I was shocked when I realized that the last first-round pick Josh Allen played with on offense was Kelvin Benjamin, who wasn’t even a Bills draft pick. I also couldn’t believe that Zay Jones was the last wide receiver who was drafted before Day 3. So, Beane himself has never drafted a WR before Round 4 and has never drafted an IOL before Round 5.
What Position Will They Draft?
As of right now, it seems like the Buffalo Bills are setting themselves up to have to use early picks on defense. Middle linebacker is a glaring hole, as a lot of people think Iowa LB Jack Campbell would be a great Edmunds replacement. However, a lot of people are also saying that he doesn’t have a first-round grade. So if the Bills take him at 27, is it a reach? Or what if they trade back, only to find him snatched up by another team? Then they will have to pivot to Plan B and find another LB (like Drew Sanders or Trenton Simpson), probably sooner rather than later before they’re gone.
Defensive tackle, another position they’ve been patching up, could also be on the table for the Buffalo Bills. I know you could look at this and say that I’m contradicting myself because if they patched up their OL to the point where they probably won’t draft one early, why would they draft a DT early? The difference is, the Bills don’t have a DT under contract past 2023, whereas all five presumed OL starters are under contract past this season. Jordan Phillips reportedly is signing a one-year deal to remain in Buffalo, so here are all of the DTs who will be free agents next season.

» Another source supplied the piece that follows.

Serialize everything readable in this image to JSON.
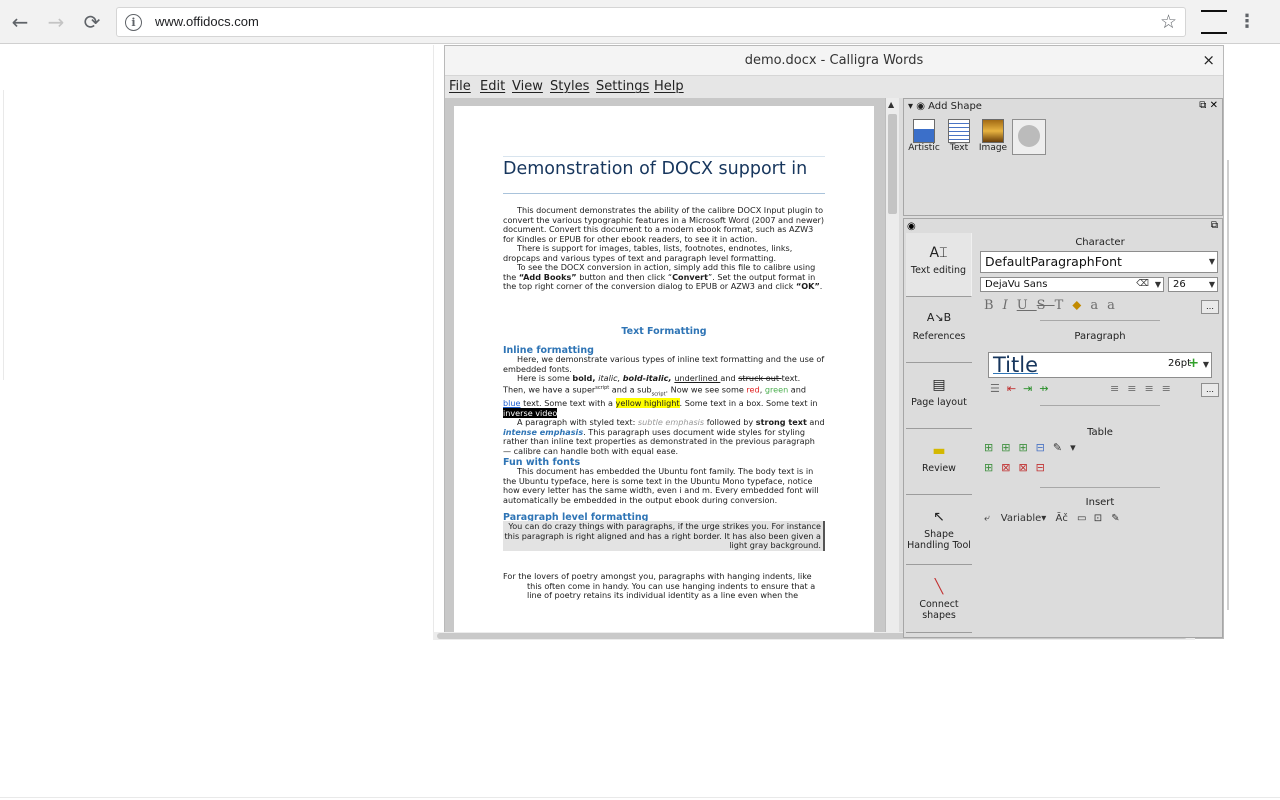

And as much as some people might not want to hear it, defensive end could be another option for the Bills within the first three rounds. The Bills need a fourth pass rusher to go with Greg Rousseau, A.J. Epenesa, and Boogie Basham as Von Miller recovers from his torn ACL. Buffalo has yet to re-sign Shaq Lawson, and they have not signed any other veteran DE either.
Best Player Available
The Buffalo Bills always say that they will draft the best player available (BPA), so that’s why I’m highlighting some of these defensive positions. I think you have to take BPA with a grain of salt though. If the best player available is a quarterback, are the Bills really going to draft him?
In terms of the three defensive positions that I laid out, the Bills could really view players at those positions as the best players available at that given point in the draft. But again, I think they have to do this within reason. If the Buffalo Bills actually use their first three picks on a LB, DT, and DE, that’s going to be a tough selling point to the fan base, especially after scoring just 10 points against the Bengals in the playoffs last year.
If they went hard on building up the offense during free agency and acquired someone like a DeAndre Hopkins, sure, draft as many defensive players as you want. But you can’t wait to address the receiver room until Day 3 again and justify it with Deonte Harty and Trent Sherfield.
Helping Josh Allen
And here’s another thing — most of the signings on offense were one-year deals. Did they really do enough to warrant them to NOT draft offense early? In a league where you have to be able to outscore your opponent moreso than ever before, I think you have to lean towards the offense in the draft this year. I don’t want them to neglect the defense, but I also don’t want them to favor it. It’s great to try and load up on defense, but are you really going to be able to stop Patrick Mahomes or Joe Burrow?
The Bills have a very smart front office and analytics department. I think they know all of this and will make the necessary moves to give their $250 million quarterback more help this year. But looking at how they have attacked their offseason thus far and how they’ve drafted in years past, I can’t be so sure.
Featured Image: Tom Pennington/Getty Images